SUPPLIED DATA Start Marker
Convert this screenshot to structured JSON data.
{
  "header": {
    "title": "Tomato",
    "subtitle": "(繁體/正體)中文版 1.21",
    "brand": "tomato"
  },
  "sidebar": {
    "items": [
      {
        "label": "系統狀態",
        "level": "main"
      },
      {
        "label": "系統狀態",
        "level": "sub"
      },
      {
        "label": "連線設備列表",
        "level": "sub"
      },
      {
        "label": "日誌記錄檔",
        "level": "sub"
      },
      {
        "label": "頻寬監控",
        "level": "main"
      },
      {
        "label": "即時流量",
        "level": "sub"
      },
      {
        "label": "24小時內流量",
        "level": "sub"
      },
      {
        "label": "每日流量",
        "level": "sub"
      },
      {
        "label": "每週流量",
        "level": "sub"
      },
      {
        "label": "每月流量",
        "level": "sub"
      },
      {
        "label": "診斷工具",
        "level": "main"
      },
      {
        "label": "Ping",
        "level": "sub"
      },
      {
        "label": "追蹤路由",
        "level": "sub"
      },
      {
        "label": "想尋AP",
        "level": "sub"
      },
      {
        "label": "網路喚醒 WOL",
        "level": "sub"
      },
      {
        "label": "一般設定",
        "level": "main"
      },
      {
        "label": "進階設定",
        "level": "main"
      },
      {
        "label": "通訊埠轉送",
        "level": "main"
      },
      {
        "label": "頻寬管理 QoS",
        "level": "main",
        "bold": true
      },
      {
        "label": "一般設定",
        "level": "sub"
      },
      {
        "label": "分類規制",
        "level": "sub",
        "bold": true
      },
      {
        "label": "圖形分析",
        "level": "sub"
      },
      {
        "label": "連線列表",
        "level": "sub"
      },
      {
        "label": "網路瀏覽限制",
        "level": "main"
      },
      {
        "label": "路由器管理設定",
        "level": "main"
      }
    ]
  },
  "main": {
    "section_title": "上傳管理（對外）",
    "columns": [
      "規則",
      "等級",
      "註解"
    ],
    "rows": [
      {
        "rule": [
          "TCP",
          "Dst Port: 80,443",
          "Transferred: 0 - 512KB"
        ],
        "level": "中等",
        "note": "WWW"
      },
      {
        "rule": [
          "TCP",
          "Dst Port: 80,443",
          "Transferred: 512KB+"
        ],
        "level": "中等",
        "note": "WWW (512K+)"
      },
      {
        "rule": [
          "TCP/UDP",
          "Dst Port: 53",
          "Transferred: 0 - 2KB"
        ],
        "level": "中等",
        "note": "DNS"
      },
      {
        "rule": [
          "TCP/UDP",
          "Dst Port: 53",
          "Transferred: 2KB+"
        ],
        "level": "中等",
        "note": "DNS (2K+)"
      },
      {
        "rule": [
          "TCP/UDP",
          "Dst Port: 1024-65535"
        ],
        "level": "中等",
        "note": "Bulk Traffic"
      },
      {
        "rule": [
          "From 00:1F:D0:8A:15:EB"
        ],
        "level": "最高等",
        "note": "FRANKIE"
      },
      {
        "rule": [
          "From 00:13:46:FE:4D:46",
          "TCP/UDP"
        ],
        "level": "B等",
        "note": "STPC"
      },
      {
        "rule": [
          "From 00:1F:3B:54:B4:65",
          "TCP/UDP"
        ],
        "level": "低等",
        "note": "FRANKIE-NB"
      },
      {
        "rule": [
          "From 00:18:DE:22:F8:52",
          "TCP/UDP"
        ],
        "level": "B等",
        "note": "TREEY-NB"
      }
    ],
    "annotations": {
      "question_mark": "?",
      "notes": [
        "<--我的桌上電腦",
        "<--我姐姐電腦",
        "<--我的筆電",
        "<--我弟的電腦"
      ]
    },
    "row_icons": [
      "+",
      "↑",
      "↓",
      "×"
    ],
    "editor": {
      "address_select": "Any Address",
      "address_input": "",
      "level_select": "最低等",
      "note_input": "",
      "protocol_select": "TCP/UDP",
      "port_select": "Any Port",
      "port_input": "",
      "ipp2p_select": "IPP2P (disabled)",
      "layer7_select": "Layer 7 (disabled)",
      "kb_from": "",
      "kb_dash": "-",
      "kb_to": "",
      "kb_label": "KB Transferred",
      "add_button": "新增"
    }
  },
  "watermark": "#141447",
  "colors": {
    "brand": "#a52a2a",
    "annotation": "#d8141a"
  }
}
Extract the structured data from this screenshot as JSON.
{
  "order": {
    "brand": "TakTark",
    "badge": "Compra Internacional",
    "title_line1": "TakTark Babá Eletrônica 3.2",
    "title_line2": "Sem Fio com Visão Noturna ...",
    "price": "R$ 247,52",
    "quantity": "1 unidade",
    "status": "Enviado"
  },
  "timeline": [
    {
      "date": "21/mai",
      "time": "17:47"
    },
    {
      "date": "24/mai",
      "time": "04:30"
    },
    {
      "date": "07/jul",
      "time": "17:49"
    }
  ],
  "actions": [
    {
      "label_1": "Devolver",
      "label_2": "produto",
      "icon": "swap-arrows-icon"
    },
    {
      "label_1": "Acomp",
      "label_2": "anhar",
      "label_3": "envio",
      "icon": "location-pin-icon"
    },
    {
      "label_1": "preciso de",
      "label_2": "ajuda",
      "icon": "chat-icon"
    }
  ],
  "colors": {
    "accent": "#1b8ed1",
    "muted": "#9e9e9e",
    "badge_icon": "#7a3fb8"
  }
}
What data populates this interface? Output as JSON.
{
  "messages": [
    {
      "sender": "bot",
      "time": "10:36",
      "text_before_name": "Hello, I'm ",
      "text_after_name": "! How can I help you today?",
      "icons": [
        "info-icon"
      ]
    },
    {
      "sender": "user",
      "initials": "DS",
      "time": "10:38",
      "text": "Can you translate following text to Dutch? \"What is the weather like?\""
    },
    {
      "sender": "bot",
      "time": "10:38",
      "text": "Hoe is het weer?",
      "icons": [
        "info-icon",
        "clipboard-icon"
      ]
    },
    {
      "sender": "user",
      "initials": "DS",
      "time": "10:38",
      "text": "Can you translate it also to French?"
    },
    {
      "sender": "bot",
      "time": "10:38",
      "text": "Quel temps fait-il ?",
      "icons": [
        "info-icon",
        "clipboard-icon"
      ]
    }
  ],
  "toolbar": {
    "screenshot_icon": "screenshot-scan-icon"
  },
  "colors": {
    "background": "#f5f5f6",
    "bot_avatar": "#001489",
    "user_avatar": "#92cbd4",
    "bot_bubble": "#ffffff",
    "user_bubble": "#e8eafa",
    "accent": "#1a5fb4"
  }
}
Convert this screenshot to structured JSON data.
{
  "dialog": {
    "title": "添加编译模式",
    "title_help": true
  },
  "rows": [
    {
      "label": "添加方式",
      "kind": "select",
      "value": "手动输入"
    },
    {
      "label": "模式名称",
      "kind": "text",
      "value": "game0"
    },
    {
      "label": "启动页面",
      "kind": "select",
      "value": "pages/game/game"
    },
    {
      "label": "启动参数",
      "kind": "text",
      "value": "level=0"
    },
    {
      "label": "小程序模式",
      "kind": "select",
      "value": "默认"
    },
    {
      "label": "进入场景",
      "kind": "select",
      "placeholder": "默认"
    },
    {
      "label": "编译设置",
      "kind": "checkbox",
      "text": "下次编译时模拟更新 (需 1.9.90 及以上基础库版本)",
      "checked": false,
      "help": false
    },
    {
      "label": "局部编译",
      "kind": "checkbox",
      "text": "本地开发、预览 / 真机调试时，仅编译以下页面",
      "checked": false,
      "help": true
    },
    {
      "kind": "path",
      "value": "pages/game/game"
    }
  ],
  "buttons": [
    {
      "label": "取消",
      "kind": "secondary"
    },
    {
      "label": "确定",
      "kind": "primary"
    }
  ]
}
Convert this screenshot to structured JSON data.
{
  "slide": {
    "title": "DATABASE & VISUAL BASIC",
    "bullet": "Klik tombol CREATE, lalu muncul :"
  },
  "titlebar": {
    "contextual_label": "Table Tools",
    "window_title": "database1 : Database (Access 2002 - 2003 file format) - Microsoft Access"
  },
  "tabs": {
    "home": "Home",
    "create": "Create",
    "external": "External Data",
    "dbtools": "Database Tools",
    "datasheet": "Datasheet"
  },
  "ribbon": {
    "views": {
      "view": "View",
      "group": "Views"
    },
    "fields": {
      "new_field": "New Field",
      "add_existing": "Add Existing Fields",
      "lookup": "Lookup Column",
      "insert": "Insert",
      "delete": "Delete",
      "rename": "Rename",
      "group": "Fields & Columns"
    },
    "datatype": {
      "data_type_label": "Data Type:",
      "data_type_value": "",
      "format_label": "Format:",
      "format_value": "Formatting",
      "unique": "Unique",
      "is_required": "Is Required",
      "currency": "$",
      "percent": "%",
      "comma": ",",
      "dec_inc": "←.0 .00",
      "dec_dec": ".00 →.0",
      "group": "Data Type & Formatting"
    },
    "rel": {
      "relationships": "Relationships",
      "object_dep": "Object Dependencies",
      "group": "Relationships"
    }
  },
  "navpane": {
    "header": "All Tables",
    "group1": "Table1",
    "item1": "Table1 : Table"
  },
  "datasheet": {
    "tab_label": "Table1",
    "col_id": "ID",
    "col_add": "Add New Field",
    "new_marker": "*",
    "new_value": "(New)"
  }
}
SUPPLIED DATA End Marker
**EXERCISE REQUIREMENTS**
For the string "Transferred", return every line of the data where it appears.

**RESPONSE AREA**
          "Transferred: 0 - 512KB"
          "Transferred: 512KB+"
          "Transferred: 0 - 2KB"
          "Transferred: 2KB+"
      "kb_label": "KB Transferred",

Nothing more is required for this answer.